There are also lots of schools with recruiting classes on steroids, classes stocked with players who likely would have passed on their college offers for the major leagues if it had been a normal year. LSU fans are salivating over the bat exit velocity of freshman outfielder Dylan Crews (he’s gone over 110 mph, per LSU’s in-house preseason stats), a bat the Tigers will be depending on along with freshman first baseman Trey Morgan. But that makes LSU more the exception than the norm.

“There are not a lot of freshman who will have a chance to have a huge impact elsewhere” because of all the returning veterans, Rogers said.

It’s the kind of year where an LSU could have a very good team but still finds itself picked down the list, especially in the hyper-competitive Southeastern Conference. D1Baseball.com has the Tigers ranked a respectable 12th in its preseason poll, but behind five SEC teams: No. 1 Florida, No. 4 Vanderbilt, and Ole Miss, Mississippi State and Arkansas at Nos. 6-8. And the roulette wheel of seemingly inevitable coronavirus-related player quarantines only adds to the degree of difficulty in 2021.

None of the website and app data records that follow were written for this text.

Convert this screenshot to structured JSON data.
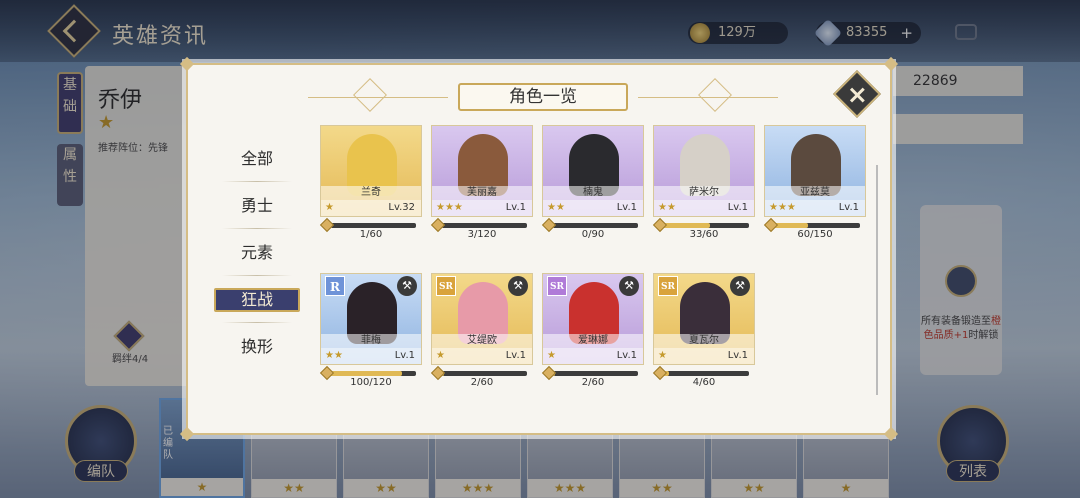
{
  "header": {
    "title": "英雄资讯",
    "gold": "129万",
    "gems": "83355",
    "gems_plus": "+"
  },
  "side_tabs": {
    "basic": "基础",
    "attr": "属性"
  },
  "hero": {
    "name": "乔伊",
    "star": "★",
    "position_text": "推荐阵位：先锋",
    "bond_text": "羁绊4/4"
  },
  "right_panel": {
    "value": "22869"
  },
  "lock_panel": {
    "text_before": "所有装备锻造至",
    "text_highlight": "橙色品质+1",
    "text_after": "时解锁"
  },
  "bottom": {
    "team_label": "编队",
    "list_label": "列表",
    "deployed_label": "已编队",
    "cards": [
      {
        "stars": "★",
        "deployed": true
      },
      {
        "stars": "★★",
        "deployed": false
      },
      {
        "stars": "★★",
        "deployed": false
      },
      {
        "stars": "★★★",
        "deployed": false
      },
      {
        "stars": "★★★",
        "deployed": false
      },
      {
        "stars": "★★",
        "deployed": false
      },
      {
        "stars": "★★",
        "deployed": false
      },
      {
        "stars": "★",
        "deployed": false
      }
    ]
  },
  "modal": {
    "title": "角色一览",
    "filters": [
      "全部",
      "勇士",
      "元素",
      "狂战",
      "换形"
    ],
    "active_filter_index": 3,
    "heroes": [
      {
        "name": "兰奇",
        "stars": "★",
        "level": "Lv.32",
        "shards": "1/60",
        "shard_fraction": 0.017,
        "frame": "gold",
        "portrait_color": "#e9c34d",
        "rarity": "",
        "role_icon": ""
      },
      {
        "name": "芙丽嘉",
        "stars": "★★★",
        "level": "Lv.1",
        "shards": "3/120",
        "shard_fraction": 0.025,
        "frame": "purple",
        "portrait_color": "#8a5a3c",
        "rarity": "",
        "role_icon": ""
      },
      {
        "name": "楠鬼",
        "stars": "★★",
        "level": "Lv.1",
        "shards": "0/90",
        "shard_fraction": 0.0,
        "frame": "purple",
        "portrait_color": "#2a2a2e",
        "rarity": "",
        "role_icon": ""
      },
      {
        "name": "萨米尔",
        "stars": "★★",
        "level": "Lv.1",
        "shards": "33/60",
        "shard_fraction": 0.55,
        "frame": "purple",
        "portrait_color": "#d6d0c8",
        "rarity": "",
        "role_icon": ""
      },
      {
        "name": "亚兹莫",
        "stars": "★★★",
        "level": "Lv.1",
        "shards": "60/150",
        "shard_fraction": 0.4,
        "frame": "blue",
        "portrait_color": "#5b4a3e",
        "rarity": "",
        "role_icon": ""
      },
      {
        "name": "菲梅",
        "stars": "★★",
        "level": "Lv.1",
        "shards": "100/120",
        "shard_fraction": 0.833,
        "frame": "blue",
        "portrait_color": "#2a2228",
        "rarity": "R",
        "role_icon": "axe-icon"
      },
      {
        "name": "艾缇欧",
        "stars": "★",
        "level": "Lv.1",
        "shards": "2/60",
        "shard_fraction": 0.033,
        "frame": "gold",
        "portrait_color": "#e79aa8",
        "rarity": "SR",
        "role_icon": "axe-icon"
      },
      {
        "name": "爱琳娜",
        "stars": "★",
        "level": "Lv.1",
        "shards": "2/60",
        "shard_fraction": 0.033,
        "frame": "purple",
        "portrait_color": "#c9312e",
        "rarity": "SR",
        "role_icon": "axe-icon"
      },
      {
        "name": "夏瓦尔",
        "stars": "★",
        "level": "Lv.1",
        "shards": "4/60",
        "shard_fraction": 0.067,
        "frame": "gold",
        "portrait_color": "#3a2e3a",
        "rarity": "SR",
        "role_icon": "axe-icon"
      }
    ]
  },
  "colors": {
    "accent_gold": "#c9b27a",
    "active_pill": "#3a3f6e",
    "shard_fill": "#e0b955"
  }
}
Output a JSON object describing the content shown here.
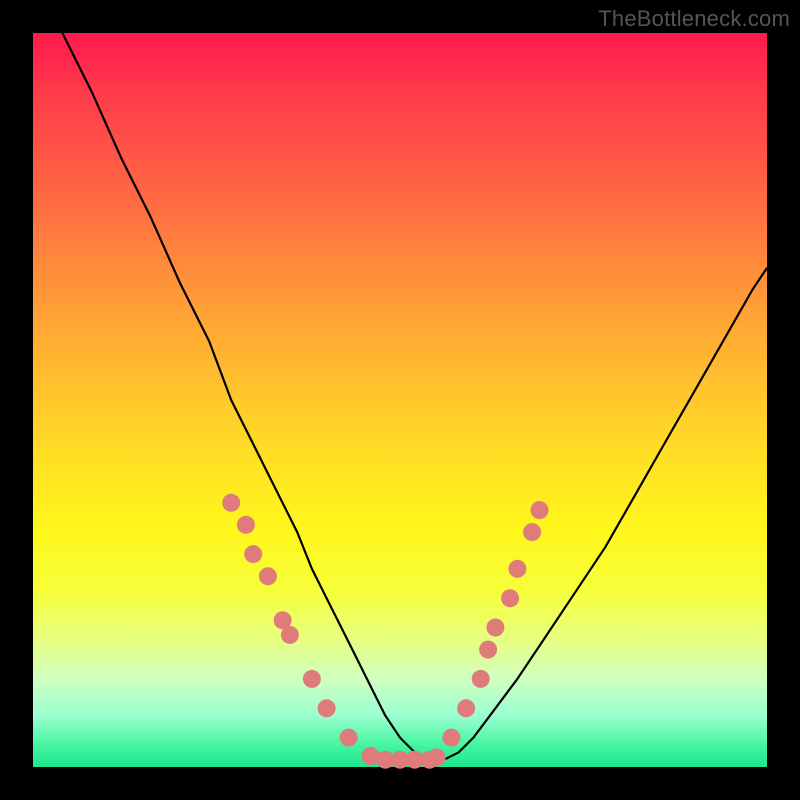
{
  "watermark": "TheBottleneck.com",
  "chart_data": {
    "type": "line",
    "title": "",
    "xlabel": "",
    "ylabel": "",
    "xlim": [
      0,
      100
    ],
    "ylim": [
      0,
      100
    ],
    "background": "red-to-green vertical gradient (red top, green bottom)",
    "series": [
      {
        "name": "bottleneck-curve",
        "x": [
          4,
          8,
          12,
          16,
          20,
          24,
          27,
          30,
          33,
          36,
          38,
          40,
          42,
          44,
          46,
          48,
          50,
          52,
          54,
          56,
          58,
          60,
          63,
          66,
          70,
          74,
          78,
          82,
          86,
          90,
          94,
          98,
          100
        ],
        "y": [
          100,
          92,
          83,
          75,
          66,
          58,
          50,
          44,
          38,
          32,
          27,
          23,
          19,
          15,
          11,
          7,
          4,
          2,
          1,
          1,
          2,
          4,
          8,
          12,
          18,
          24,
          30,
          37,
          44,
          51,
          58,
          65,
          68
        ]
      }
    ],
    "markers": [
      {
        "name": "left-cluster",
        "points": [
          {
            "x": 27,
            "y": 36
          },
          {
            "x": 29,
            "y": 33
          },
          {
            "x": 30,
            "y": 29
          },
          {
            "x": 32,
            "y": 26
          },
          {
            "x": 34,
            "y": 20
          },
          {
            "x": 35,
            "y": 18
          },
          {
            "x": 38,
            "y": 12
          },
          {
            "x": 40,
            "y": 8
          },
          {
            "x": 43,
            "y": 4
          }
        ]
      },
      {
        "name": "valley-cluster",
        "points": [
          {
            "x": 46,
            "y": 1.5
          },
          {
            "x": 48,
            "y": 1
          },
          {
            "x": 50,
            "y": 1
          },
          {
            "x": 52,
            "y": 1
          },
          {
            "x": 54,
            "y": 1
          },
          {
            "x": 55,
            "y": 1.3
          }
        ]
      },
      {
        "name": "right-cluster",
        "points": [
          {
            "x": 57,
            "y": 4
          },
          {
            "x": 59,
            "y": 8
          },
          {
            "x": 61,
            "y": 12
          },
          {
            "x": 62,
            "y": 16
          },
          {
            "x": 63,
            "y": 19
          },
          {
            "x": 65,
            "y": 23
          },
          {
            "x": 66,
            "y": 27
          },
          {
            "x": 68,
            "y": 32
          },
          {
            "x": 69,
            "y": 35
          }
        ]
      }
    ],
    "annotations": []
  },
  "colors": {
    "frame": "#000000",
    "curve": "#000000",
    "markers": "#df7b7b",
    "gradient_top": "#ff1a4d",
    "gradient_bottom": "#1de590"
  }
}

“This might be the strongest talent-wise (college baseball) has been in a few decades,” LSU coach Paul Mainieri said Friday during his team’s media day interviews.

“The SEC is going to be as tough as ever if not tougher. There are a lot of schools like us with players returning because of the shortened draft. I wouldn’t be surprised if one-third of the first round is SEC pitchers and position players.”

For all the tough outs across the SEC, Rogers said the Tigers could easily be ranked higher.

“The bar for this team is Omaha,” Rogers said. “The only reason LSU is 12th for us is they do have to prove something offensively. Crews and Morgan have to produce. If they don’t hit .280-.300, I don’t know where that production is going to come from.

“But this is their best pitching staff I’ve seen in years. And it’s a very good bullpen.”

The staff features a pair of preseason All-Americans in junior Jaden Hill and senior Devin Fontenot, the latter one of those players who would almost certainly have turned pro in a normal season.

Their presence is among the reasons expectations are typical for the Tigers despite all the heated competition.

“There’s no excuses at LSU,” Mainieri said. “We keep the standards high, compete every day, and I think we have as good a chance to be as competitive as anybody.”

Mainieri was asked during the news conference if there were any silver linings from 2020.

“No,” he quickly shot back, then amended his thoughts.

“One silver lining is our players will never take anything for granted again,” Mainieri said. “Having something taken away from you increases the love for that thing.”

And that drive to get back to Omaha, where LSU last played in 2017 when it lost to Florida in the CWS championship series, adds weight to those emotions.

“We haven’t won the College World Series in 12 years,” said relief pitcher Matthew Beck, back as a graduate student in 2021 and the last player link to that team. “It has to be about 2017 every single day. Watching Florida dogpile and lift the trophy I thought was outs, I think about that every day.”

Veterans, talented newcomers and a chip on their collective shoulders. If LSU makes it back to the CWS and wins that elusive seventh title, maybe that will be the special mix that gets the Tigers there.

Email Scott Rabalais at srabalais@theadvocate.com